During the show, Beck plugged Hagee's "excellent" new book, Can America Survive? 10 Prophetic Signs That We Are The Terminal Generation, saying that he "just started to read last night." As we documented last week, this book is about how the world is fast-approaching Biblical Armageddon. Hagee offers a wide variety of "evidence" to buttress this theory, but much of it focuses on a supposedly impending conflict involving Israel, Iran, Russia, and the rest of the world that, according to Hagee, was foretold in the Bible.
Not only did Beck promote Hagee's book, but he also explicitly endorsed Hagee's theories by stating as fact that "a lot of the pieces that have never been here for the prophecy are here now."
The "prophecy" Beck referred to was the Second Coming of Jesus Christ, which Hagee describes in great detail in his book. After reading through the book and discovering the "prism" through which Hagee views current events, it's worth asking why Beck singled out Hagee as one of the "few brave preachers" that "need to start standing up."

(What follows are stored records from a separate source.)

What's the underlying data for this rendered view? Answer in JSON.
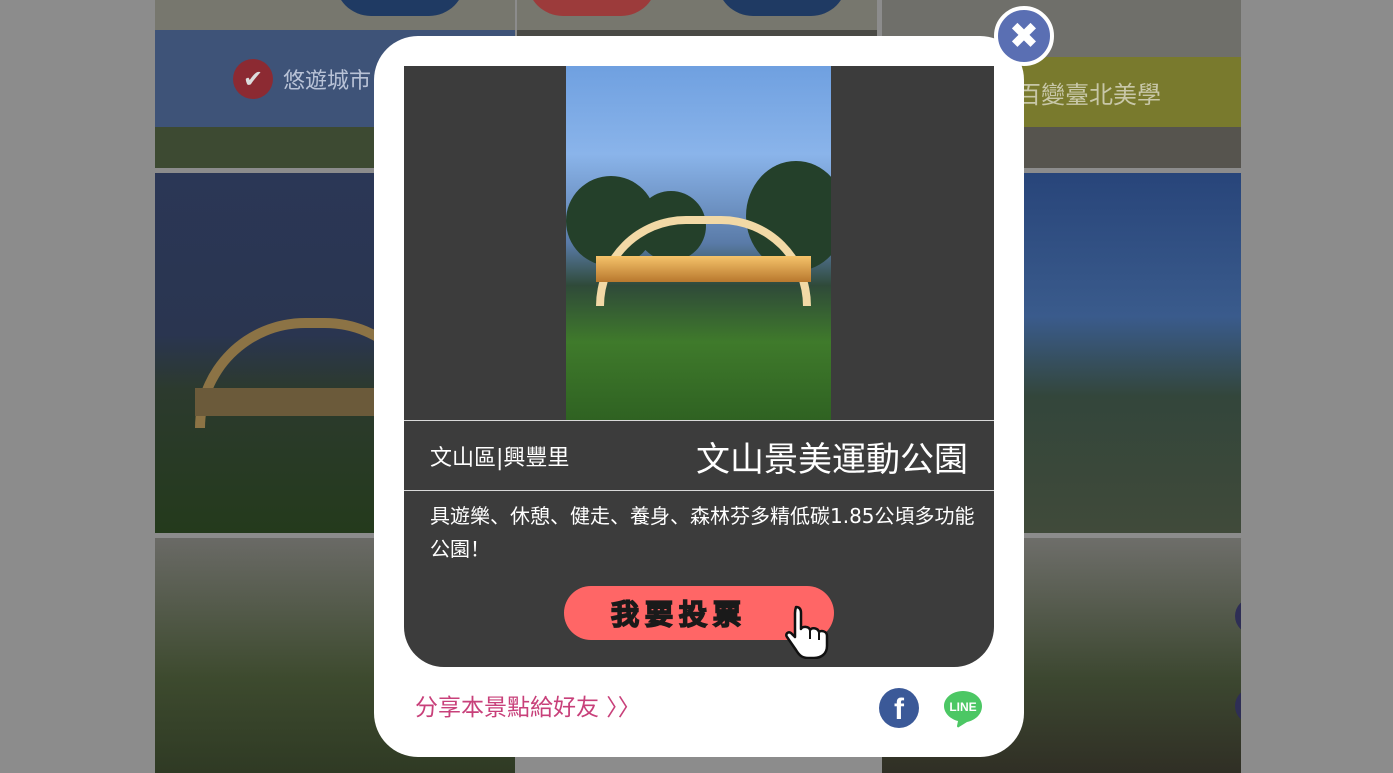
{
  "background": {
    "banner_left_text": "悠遊城市",
    "banner_right_text": "百變臺北美學"
  },
  "modal": {
    "close_icon": "close-x-icon",
    "photo_description": "arch-park-dusk",
    "district": "文山區|興豐里",
    "title": "文山景美運動公園",
    "description": "具遊樂、休憩、健走、養身、森林芬多精低碳1.85公頃多功能公園！",
    "vote_button_label": "我要投票",
    "share_text": "分享本景點給好友 〉〉",
    "share_icons": [
      "facebook-icon",
      "line-icon"
    ],
    "facebook_glyph": "f",
    "line_glyph": "LINE"
  },
  "colors": {
    "overlay_bg": "#8c8c8c",
    "card_bg": "#3c3c3c",
    "vote_button": "#ff6666",
    "share_text": "#c8407a",
    "close_button": "#5a6fb3",
    "facebook": "#3b5998",
    "line": "#4cc764"
  }
}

Defending his focus on Bible prophecy, Hagee explains in the book that "prophecy is the history of the future," and writes that "people in this era of doubt and skepticism feel that a person has to be either mentally unbalanced or a religious fanatic to manifest an interesting in Bible prophecy."
You be the judge.

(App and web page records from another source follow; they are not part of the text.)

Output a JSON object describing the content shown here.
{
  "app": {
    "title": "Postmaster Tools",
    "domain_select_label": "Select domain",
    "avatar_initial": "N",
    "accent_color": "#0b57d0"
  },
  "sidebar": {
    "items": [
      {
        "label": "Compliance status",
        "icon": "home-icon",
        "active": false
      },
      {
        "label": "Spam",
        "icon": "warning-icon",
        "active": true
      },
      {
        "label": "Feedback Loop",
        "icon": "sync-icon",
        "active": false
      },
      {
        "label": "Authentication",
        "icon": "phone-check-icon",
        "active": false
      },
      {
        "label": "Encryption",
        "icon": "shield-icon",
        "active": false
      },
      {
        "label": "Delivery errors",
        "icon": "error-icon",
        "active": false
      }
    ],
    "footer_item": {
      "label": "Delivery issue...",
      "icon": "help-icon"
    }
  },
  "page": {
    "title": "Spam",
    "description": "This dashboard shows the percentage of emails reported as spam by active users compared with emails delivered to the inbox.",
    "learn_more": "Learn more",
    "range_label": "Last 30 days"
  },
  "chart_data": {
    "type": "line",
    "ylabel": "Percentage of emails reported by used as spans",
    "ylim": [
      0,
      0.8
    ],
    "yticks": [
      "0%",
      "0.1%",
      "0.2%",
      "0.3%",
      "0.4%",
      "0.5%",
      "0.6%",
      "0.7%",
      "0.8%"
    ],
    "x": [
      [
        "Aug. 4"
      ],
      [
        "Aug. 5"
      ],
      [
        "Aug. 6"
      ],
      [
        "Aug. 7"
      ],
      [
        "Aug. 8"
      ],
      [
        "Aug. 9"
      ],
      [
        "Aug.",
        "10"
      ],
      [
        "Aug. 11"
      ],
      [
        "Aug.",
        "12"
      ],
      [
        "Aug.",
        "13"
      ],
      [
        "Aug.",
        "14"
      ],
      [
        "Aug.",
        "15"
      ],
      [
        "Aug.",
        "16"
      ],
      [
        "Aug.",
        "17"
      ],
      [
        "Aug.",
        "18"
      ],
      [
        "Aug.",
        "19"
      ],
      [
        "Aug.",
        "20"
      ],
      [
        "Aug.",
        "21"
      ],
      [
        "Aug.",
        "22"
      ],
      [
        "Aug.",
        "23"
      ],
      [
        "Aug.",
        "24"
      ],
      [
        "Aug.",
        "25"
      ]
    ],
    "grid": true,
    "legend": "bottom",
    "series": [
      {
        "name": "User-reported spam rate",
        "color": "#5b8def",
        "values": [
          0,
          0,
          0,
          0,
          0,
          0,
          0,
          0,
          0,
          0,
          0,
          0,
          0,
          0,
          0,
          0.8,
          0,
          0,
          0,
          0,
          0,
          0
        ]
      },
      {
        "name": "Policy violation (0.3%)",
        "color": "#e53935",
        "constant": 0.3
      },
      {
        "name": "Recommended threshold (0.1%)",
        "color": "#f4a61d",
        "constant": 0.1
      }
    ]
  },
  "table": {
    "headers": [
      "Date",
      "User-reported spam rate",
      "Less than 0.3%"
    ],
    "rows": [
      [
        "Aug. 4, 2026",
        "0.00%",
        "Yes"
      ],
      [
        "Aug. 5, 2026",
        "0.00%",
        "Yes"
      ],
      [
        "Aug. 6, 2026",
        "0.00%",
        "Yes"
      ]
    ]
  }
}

Last week on his TV show, Glenn Beck assembled a panel including "pastors and preachers" to provide a "look at the news through their prism." As Media Matters detailed, the panel was made up entirely of evangelical Christians, many of whom have long histories of extreme rhetoric and conservative or Republican activism.
Among those pastors was John Hagee, whose extreme comments led John McCain to publicly reject his endorsement during the 2008 presidential campaign. While introducing Hagee, Beck described him as the "author of the book 'Can America Survive?'" which he said is an "excellent" book that he "just started to read last night."

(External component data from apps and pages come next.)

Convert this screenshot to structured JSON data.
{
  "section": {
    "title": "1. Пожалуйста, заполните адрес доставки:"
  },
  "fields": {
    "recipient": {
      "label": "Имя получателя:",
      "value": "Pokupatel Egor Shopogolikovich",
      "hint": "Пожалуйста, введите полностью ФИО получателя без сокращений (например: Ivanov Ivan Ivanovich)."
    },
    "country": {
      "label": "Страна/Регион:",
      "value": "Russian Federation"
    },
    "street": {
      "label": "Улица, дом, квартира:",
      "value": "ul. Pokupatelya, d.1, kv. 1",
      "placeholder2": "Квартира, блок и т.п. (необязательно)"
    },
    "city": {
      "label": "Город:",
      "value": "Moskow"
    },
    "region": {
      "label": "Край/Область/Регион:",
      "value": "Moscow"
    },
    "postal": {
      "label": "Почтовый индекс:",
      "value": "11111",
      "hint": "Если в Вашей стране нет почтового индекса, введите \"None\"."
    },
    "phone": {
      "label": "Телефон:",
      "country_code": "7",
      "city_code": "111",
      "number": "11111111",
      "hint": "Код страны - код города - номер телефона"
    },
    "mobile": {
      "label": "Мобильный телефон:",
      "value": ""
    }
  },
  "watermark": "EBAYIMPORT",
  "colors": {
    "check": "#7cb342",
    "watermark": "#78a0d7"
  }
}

So what is this "excellent" book about, and through what "prism" does Hagee view current events?
Well, the subtitle of the book is "10 Prophetic Signs That We Are The Terminal Generation," and it's apparently about how we are fast-approaching Biblical End Times.
After dozens of companies bailed on Glenn Beck's TV show in the wake of him calling President Obama a "racist" with a "deep seated hatred for white people or the white culture," most of the companies left advertising on his show are a mix of sketchy gold companies and fringe groups selling things like "survival gardens."
Occasionally, there are notable exceptions, such as last night when Kaplan Online Tutoring, which is owned by The Washington Post Company, advertised on Beck's show.
When Beck isn't launching baseless conspiracy theories, trying to rehabilitate Joseph McCarthy's legacy, running "documentaries" comparing progressives to Nazis, or attacking the Obamas' 11-year-old daughter, he is frequently crossing the line into violent, revolutionary rhetoric.
Earlier this week, following the lead of Matt Drudge, conservative media figures absurdly claimed that Vice President Biden "compared Republicans to Nazis" when he used the term "blitzkrieg" in a fundraising email. As we pointed out, not only have numerous conservative elected officials and media outlets used the term "blitzkrieg" in a political context before, but they also routinely make far more explicit comparisons of Democrats to Nazis.
Well, using Matt Drudge's "standards," apparently Ted Nugent compared himself to a Nazi today in an op-ed he published in The Washington Times:
I'm on my 47th annual blitzkrieg rock 'n' roll tour across America. I have many guitars, oversized amplifiers and plenty of guns and ammo. The American Boy Scout lives. Prepared is good. Unprepared is for losers. Know it.
It would be absurd and dishonest to accuse Ted Nugent of comparing himself to a Nazi here - just as dishonest as it was when conservative media figures played dumb to accuse Biden of comparing Republicans to Nazis.